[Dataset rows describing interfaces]
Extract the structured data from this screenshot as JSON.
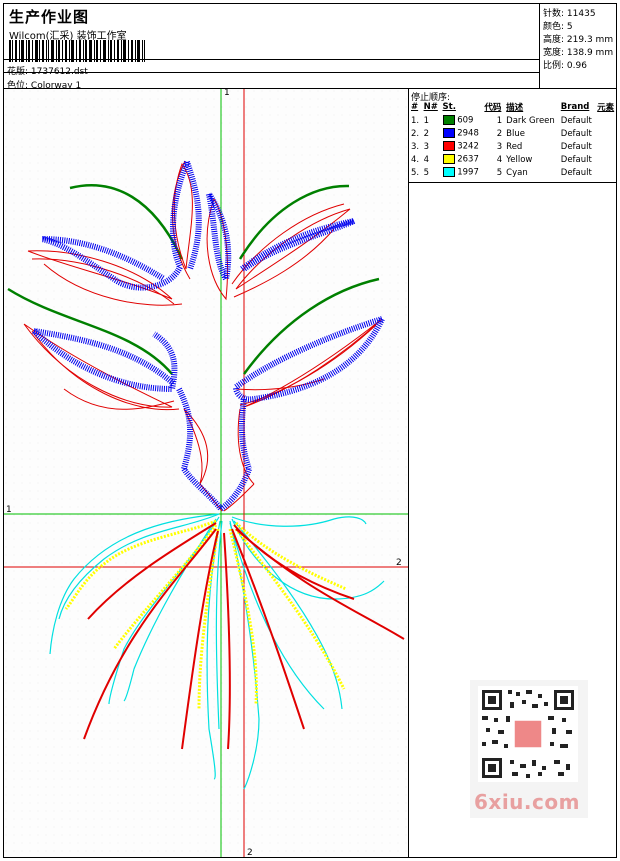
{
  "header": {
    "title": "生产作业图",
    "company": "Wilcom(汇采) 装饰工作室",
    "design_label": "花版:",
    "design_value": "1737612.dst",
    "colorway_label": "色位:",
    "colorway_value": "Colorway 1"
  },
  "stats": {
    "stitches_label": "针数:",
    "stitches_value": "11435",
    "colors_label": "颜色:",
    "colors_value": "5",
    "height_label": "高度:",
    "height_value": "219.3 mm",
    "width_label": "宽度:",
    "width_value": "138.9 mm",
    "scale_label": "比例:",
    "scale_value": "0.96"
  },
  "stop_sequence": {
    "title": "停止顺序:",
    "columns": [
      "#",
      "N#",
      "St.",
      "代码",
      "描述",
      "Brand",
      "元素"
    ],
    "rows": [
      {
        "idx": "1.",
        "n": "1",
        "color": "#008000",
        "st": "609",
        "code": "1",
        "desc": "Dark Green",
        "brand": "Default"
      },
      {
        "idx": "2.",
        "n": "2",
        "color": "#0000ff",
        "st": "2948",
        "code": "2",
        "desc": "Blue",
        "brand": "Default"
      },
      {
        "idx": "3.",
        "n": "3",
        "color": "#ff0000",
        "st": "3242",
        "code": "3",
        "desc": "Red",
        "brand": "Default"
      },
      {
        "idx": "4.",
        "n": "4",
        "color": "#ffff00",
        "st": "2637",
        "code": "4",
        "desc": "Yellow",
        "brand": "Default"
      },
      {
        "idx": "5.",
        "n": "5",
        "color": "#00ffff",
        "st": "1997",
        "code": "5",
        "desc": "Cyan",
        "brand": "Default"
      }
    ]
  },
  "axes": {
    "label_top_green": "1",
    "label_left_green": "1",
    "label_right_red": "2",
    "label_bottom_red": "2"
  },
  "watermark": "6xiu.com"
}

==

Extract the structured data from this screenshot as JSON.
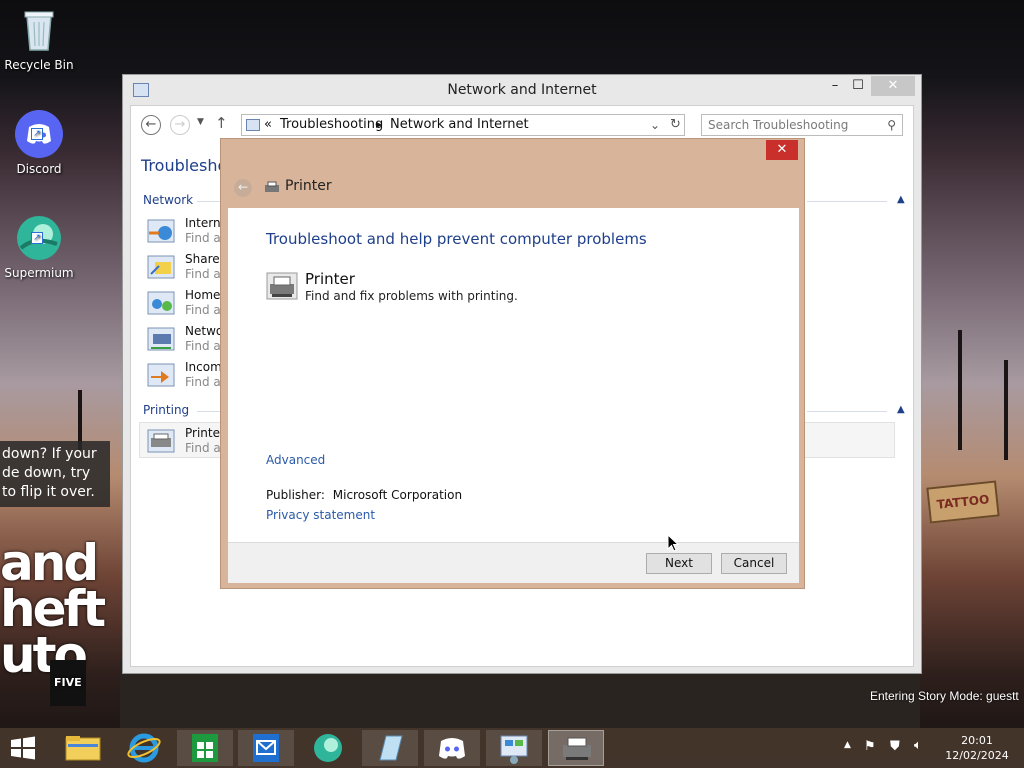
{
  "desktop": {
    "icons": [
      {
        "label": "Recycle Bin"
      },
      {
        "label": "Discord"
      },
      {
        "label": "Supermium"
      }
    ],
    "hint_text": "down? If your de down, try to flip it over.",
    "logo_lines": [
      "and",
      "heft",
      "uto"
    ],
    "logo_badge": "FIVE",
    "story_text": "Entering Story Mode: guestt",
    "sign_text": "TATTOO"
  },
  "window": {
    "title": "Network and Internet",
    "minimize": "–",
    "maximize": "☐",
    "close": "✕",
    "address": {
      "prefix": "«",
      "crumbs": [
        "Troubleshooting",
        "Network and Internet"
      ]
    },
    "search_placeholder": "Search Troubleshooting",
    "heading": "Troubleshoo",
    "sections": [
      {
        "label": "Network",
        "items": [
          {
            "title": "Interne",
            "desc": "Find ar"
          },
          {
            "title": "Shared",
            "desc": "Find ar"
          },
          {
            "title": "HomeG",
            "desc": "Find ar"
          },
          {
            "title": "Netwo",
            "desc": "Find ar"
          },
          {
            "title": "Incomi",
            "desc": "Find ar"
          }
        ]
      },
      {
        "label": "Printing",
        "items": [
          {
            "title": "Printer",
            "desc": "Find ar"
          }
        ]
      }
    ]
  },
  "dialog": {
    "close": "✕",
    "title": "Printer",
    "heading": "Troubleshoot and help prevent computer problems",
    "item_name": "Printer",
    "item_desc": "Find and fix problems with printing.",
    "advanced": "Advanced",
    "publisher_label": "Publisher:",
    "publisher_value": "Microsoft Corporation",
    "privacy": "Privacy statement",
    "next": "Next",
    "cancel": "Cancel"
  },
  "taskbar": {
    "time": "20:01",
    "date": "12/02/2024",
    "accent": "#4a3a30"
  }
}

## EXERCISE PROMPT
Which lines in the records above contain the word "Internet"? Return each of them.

## ANSWER TO THE EXERCISE
    "title": "Network and Internet",
        "Network and Internet"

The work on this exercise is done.